Based on all this you should, by invoking an ESG screen on your investments, end up with higher quality companies with more productive employees and executives who are working for the shareholder rather than themselves. What’s more, many ESG investments not only require the initial screening of corporations before they buy them, but after they own them they are mandated to vote at shareholder meetings or through proxies, for policies and board members who will continue to improve the Environmental, Social and Governance. This is often called “impact” investing and it’s what truly differentiates the old “Socially Conscientious” investing from what we now call ESG. We believe these underlying companies should perform better than their peers based on the comparable indices' performance so far this year. Through May 31 the MSCI USA ESG Select Index returned -2.23% year to date but was a positive 17.30% over one full year. The MSCI’s regular U.S. Stock Market Index (MSCI USA Large Cap) returned -4.00% year to date and 14.07% over a full year. (All data can be found at MSCI.com) If you stretch that index back further it continues to show equal or better returns and lower risk over almost every time period.

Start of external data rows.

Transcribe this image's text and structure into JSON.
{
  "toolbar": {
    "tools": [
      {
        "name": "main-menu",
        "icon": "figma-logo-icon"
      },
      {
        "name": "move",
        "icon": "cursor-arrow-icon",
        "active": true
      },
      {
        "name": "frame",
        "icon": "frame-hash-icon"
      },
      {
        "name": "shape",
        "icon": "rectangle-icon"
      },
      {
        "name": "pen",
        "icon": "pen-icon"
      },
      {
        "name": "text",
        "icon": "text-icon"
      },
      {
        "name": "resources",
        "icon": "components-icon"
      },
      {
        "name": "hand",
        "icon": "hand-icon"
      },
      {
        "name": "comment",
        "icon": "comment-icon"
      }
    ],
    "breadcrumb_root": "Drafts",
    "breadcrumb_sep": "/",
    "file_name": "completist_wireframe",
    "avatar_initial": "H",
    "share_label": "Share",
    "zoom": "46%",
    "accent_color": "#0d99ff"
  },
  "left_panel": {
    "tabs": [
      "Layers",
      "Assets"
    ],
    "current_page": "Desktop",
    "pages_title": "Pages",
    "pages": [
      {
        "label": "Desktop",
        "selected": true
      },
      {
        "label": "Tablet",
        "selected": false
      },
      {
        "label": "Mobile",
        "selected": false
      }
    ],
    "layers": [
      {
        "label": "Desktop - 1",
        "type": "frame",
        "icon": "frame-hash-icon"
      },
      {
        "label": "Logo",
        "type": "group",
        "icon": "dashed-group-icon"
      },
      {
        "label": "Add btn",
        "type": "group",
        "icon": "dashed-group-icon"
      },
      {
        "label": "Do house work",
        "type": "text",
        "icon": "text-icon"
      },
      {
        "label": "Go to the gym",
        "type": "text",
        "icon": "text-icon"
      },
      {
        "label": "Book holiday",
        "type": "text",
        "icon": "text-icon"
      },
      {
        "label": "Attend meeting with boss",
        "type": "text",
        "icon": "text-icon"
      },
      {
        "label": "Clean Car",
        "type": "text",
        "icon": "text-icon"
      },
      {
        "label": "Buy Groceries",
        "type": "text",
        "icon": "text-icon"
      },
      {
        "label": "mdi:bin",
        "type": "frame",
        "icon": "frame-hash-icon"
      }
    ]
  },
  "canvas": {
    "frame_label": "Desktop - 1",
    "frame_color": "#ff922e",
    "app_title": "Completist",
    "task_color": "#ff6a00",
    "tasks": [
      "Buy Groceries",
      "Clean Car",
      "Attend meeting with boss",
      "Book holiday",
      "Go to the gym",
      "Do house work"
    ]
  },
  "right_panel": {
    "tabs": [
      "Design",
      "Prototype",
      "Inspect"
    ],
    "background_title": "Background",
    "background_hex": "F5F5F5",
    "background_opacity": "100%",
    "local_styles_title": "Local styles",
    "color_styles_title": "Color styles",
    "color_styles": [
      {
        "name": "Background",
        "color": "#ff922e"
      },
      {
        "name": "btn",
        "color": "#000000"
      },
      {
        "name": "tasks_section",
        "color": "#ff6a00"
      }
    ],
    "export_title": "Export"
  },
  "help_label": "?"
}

There are many other ESG indexes, from the S&P ESG to the U.S. STOXX ESG Impact index. While they all slightly differ in time periods and exact definitions of ESG we are finding trends of limited sacrifice of return if not higher returns and lower overall risk, especially as of late. This is no guarantee and the time periods of these indexes are far shorter than the overall market that we can track back to 1923.

I encourage all of you to take a closer look at ESG, even if the Environmental part of the category isn’t particularly important to you. I know it’s not hard science, but just think to your own work experiences. Think of the good vs. bad work environments you may have been in over the years. Didn’t the better work environments include smarter, harder working employees and better results? It can’t be a coincidence that the “Best Places to Work” lists that come out annually correspond so well with the fastest growing companies.

MSCI USA ESG Select Index is designed to target companies with positive environmental, social and governance (ESG) factors while exhibiting the risk and return characteristics similar to those of the MSCI USA Index.

The MACI USA Large Cap Index is designed to measure the performance of the large cap segment of the U.S. Market.

Any investment's socially responsible focuse may limit the investment options available to the investment and may result in returns lower than those from investments not subject to such investment considerations.